▶ WORK ITEM
Check every line of the material below, and show those that contain "kind".

▶ DATA SECTION
+++

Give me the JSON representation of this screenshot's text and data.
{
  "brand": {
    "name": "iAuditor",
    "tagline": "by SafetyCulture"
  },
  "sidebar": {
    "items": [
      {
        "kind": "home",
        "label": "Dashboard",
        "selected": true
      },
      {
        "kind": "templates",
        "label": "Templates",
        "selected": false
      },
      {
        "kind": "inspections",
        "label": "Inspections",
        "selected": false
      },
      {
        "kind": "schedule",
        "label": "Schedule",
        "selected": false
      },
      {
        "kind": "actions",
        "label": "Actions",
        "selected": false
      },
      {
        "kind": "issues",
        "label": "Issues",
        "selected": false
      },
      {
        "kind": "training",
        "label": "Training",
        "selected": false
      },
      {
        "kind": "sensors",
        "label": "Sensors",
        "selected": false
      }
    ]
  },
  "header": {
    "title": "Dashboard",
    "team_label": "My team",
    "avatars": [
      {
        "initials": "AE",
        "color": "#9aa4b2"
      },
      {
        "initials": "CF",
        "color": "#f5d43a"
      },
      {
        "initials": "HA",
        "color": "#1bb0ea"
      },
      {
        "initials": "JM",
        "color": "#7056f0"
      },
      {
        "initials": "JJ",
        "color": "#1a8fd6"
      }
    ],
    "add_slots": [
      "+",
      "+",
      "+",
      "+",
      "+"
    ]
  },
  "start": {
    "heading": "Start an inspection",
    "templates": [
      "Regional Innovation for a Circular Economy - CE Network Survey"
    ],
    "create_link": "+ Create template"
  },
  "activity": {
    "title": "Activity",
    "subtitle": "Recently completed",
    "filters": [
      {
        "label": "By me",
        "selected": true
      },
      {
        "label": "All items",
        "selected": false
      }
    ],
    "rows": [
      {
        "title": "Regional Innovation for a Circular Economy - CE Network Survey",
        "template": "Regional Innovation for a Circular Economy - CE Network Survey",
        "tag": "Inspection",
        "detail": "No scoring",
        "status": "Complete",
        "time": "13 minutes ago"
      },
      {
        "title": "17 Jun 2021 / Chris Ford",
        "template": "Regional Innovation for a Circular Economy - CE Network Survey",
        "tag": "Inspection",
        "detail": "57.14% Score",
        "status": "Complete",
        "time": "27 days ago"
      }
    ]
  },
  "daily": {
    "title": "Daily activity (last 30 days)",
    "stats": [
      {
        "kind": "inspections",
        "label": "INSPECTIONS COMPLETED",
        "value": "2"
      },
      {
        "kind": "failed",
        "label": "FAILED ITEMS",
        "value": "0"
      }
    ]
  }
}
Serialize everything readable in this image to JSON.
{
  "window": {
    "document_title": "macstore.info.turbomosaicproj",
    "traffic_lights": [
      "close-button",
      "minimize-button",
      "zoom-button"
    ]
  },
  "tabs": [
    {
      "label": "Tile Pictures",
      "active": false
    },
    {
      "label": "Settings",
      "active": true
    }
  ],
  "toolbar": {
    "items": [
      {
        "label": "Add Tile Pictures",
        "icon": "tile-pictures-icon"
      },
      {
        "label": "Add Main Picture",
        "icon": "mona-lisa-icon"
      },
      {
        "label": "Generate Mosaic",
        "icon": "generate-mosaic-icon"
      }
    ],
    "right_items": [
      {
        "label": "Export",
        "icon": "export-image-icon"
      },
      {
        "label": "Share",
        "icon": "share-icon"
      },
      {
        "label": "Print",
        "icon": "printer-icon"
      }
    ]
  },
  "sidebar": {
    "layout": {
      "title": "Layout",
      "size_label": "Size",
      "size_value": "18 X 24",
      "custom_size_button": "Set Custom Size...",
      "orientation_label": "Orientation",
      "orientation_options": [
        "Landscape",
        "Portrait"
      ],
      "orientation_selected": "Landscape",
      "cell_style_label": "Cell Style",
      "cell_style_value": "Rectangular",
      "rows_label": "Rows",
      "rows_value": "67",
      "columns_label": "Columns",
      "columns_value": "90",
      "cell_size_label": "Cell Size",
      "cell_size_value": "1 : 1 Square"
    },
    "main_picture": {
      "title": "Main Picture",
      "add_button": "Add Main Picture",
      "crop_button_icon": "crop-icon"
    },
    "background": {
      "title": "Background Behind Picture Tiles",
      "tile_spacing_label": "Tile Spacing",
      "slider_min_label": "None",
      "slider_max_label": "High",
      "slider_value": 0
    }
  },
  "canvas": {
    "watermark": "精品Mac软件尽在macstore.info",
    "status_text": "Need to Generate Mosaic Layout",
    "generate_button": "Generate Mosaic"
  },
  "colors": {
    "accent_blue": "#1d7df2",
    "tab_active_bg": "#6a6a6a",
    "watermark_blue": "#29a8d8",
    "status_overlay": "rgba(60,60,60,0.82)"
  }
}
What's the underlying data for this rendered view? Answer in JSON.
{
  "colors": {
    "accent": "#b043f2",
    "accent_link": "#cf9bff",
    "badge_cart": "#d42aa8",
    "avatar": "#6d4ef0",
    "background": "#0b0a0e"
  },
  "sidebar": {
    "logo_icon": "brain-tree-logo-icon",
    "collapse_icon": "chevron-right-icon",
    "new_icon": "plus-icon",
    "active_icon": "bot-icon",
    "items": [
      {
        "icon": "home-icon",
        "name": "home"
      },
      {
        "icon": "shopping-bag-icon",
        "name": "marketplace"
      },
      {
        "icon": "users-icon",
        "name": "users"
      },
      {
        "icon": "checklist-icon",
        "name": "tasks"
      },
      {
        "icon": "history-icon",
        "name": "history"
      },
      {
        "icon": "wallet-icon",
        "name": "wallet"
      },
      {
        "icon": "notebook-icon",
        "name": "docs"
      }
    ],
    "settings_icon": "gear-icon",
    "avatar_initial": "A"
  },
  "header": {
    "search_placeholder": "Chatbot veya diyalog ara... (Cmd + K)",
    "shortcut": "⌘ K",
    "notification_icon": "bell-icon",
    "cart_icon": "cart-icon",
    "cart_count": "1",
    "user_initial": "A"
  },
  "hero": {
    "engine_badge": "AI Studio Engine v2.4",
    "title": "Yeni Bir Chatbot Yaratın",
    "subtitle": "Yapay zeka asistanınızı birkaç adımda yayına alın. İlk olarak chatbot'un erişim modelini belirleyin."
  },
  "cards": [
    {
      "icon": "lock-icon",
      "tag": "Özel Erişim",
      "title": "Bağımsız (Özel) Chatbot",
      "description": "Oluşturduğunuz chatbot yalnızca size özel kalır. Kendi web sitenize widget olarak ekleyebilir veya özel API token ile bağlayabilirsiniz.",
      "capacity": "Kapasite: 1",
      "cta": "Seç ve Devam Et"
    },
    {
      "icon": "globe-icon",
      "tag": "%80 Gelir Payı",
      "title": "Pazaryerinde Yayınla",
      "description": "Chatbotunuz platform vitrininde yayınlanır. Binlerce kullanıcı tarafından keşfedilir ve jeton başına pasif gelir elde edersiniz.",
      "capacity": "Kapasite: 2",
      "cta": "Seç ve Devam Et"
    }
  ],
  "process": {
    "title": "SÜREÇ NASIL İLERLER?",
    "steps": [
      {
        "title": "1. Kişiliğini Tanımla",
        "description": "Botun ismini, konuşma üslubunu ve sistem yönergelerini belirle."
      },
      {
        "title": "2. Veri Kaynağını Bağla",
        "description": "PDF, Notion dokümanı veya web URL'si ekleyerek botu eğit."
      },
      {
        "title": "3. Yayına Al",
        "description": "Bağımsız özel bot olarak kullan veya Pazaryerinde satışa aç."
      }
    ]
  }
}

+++

▶ SOLUTION BELOW
        "kind": "home",
        "kind": "templates",
        "kind": "inspections",
        "kind": "schedule",
        "kind": "actions",
        "kind": "issues",
        "kind": "training",
        "kind": "sensors",
        "kind": "inspections",
        "kind": "failed",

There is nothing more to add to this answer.